RECORDS TO PROCESS:
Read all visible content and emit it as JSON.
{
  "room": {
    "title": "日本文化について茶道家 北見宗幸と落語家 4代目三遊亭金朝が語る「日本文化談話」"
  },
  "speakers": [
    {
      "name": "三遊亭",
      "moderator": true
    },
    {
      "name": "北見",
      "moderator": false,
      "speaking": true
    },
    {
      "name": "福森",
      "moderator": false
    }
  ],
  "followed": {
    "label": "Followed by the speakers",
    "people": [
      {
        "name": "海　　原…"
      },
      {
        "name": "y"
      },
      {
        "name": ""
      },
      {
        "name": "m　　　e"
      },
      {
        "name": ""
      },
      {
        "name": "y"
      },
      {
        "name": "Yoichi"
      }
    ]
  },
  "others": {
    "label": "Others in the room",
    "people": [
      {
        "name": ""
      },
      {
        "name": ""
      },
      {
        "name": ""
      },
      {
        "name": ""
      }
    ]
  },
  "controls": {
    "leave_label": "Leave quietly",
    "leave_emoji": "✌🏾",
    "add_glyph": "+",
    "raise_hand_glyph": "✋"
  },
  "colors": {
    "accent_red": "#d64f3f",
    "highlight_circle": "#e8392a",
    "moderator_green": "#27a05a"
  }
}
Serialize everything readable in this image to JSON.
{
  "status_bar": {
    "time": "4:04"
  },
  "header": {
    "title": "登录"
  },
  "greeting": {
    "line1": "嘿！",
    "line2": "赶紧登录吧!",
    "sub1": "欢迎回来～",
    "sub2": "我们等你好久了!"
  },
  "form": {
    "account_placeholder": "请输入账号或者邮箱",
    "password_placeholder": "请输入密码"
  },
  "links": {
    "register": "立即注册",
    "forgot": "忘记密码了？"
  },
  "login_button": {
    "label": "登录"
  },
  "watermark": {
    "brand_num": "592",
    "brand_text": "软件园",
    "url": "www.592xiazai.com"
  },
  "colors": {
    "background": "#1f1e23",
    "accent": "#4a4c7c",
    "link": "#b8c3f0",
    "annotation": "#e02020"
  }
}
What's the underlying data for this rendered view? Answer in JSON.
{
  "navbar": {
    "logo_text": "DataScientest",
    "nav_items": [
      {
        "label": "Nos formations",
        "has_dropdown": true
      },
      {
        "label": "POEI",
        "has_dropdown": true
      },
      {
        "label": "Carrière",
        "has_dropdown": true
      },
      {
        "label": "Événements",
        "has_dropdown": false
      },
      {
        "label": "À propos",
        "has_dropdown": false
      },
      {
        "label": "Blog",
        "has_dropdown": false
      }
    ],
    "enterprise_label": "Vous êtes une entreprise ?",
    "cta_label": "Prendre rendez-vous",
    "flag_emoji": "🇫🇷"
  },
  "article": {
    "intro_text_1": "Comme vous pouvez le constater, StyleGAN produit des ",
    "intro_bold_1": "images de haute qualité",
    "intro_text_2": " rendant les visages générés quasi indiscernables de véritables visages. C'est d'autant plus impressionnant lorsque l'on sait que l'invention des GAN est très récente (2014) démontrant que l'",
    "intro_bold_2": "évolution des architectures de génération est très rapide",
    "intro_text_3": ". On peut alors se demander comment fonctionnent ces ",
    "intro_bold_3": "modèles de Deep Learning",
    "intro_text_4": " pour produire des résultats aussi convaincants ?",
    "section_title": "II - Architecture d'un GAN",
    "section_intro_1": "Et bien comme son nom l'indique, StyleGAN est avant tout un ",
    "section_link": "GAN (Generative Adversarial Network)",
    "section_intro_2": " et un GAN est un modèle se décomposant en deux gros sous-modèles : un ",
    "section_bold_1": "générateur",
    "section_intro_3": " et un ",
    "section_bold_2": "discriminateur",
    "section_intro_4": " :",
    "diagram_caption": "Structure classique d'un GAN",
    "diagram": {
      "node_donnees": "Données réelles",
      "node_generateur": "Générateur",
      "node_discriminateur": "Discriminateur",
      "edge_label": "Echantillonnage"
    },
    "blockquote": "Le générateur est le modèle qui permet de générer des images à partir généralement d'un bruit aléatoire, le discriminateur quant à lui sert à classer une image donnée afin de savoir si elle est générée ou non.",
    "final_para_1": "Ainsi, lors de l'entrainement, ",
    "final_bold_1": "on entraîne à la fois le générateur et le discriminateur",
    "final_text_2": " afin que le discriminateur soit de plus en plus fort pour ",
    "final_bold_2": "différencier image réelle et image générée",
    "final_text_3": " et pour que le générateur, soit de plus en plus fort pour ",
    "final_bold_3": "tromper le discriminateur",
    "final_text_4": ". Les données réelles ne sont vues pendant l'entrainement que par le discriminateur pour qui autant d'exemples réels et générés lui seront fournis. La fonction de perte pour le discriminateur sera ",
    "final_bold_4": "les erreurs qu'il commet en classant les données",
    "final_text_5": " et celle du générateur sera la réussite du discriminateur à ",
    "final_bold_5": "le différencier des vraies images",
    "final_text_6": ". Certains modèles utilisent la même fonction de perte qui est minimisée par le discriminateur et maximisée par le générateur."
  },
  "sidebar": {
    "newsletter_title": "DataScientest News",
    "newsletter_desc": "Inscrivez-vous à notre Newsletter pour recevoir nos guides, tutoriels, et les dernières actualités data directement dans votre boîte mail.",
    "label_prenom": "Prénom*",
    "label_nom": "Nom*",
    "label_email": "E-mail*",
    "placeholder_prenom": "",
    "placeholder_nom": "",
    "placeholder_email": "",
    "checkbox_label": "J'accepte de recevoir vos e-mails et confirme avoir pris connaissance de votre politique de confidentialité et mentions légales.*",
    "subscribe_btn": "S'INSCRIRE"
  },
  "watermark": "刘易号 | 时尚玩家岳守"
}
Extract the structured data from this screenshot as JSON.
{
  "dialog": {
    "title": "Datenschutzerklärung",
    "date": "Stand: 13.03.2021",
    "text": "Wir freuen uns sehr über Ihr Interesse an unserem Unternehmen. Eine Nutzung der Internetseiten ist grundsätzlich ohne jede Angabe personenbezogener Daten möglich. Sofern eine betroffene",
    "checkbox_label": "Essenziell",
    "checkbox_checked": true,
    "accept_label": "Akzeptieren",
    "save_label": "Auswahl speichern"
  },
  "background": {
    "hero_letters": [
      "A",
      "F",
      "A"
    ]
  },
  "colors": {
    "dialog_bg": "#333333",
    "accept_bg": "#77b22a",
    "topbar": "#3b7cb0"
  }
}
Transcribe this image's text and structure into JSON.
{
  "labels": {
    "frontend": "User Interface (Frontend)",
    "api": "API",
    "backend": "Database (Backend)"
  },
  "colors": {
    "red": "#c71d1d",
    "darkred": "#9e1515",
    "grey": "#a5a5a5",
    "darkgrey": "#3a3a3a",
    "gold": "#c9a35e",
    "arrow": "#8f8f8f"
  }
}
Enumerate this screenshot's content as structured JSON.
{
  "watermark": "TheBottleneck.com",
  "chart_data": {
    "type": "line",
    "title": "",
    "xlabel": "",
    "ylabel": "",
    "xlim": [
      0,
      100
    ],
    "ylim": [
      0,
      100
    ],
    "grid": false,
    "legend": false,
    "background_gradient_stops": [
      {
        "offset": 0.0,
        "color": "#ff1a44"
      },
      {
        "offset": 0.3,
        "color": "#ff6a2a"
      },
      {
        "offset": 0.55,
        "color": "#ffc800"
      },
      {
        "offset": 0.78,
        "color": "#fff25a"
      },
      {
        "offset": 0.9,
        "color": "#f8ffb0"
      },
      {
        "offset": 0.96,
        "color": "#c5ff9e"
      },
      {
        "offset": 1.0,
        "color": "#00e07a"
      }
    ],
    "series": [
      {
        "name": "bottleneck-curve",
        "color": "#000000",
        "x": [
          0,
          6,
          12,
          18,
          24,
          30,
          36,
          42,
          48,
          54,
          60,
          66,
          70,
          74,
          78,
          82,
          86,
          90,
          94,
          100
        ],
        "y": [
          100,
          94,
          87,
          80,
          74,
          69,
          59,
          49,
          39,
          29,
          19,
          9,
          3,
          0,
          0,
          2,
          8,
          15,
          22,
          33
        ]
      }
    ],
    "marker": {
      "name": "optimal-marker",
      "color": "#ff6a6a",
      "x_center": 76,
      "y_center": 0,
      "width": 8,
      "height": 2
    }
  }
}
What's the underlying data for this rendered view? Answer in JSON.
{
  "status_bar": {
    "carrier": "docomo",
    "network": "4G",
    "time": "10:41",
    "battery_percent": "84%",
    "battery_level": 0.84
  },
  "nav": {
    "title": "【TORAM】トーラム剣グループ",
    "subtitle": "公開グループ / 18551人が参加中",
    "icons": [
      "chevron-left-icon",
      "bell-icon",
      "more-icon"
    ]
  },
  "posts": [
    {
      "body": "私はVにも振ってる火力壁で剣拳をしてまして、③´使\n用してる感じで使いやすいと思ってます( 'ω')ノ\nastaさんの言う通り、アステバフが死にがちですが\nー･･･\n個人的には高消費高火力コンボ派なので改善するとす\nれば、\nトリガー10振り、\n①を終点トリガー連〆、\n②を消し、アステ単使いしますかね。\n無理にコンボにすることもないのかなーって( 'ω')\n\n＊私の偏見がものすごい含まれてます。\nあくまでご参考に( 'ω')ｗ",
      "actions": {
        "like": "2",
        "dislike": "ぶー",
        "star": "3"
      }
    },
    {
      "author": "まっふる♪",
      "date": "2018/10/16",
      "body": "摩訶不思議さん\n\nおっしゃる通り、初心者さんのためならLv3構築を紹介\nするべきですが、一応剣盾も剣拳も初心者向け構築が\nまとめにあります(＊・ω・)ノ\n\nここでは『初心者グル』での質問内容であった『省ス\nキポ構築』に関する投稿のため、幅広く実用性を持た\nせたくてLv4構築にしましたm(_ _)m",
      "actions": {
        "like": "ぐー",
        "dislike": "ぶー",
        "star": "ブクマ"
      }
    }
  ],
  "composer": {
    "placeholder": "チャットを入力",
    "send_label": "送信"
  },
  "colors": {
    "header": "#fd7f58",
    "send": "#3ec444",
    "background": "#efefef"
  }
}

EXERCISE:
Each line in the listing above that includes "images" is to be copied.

EXERCISE SOLUTION:
    "intro_bold_1": "images de haute qualité",
    "blockquote": "Le générateur est le modèle qui permet de générer des images à partir généralement d'un bruit aléatoire, le discriminateur quant à lui sert à classer une image donnée afin de savoir si elle est générée ou non.",
    "final_bold_5": "le différencier des vraies images",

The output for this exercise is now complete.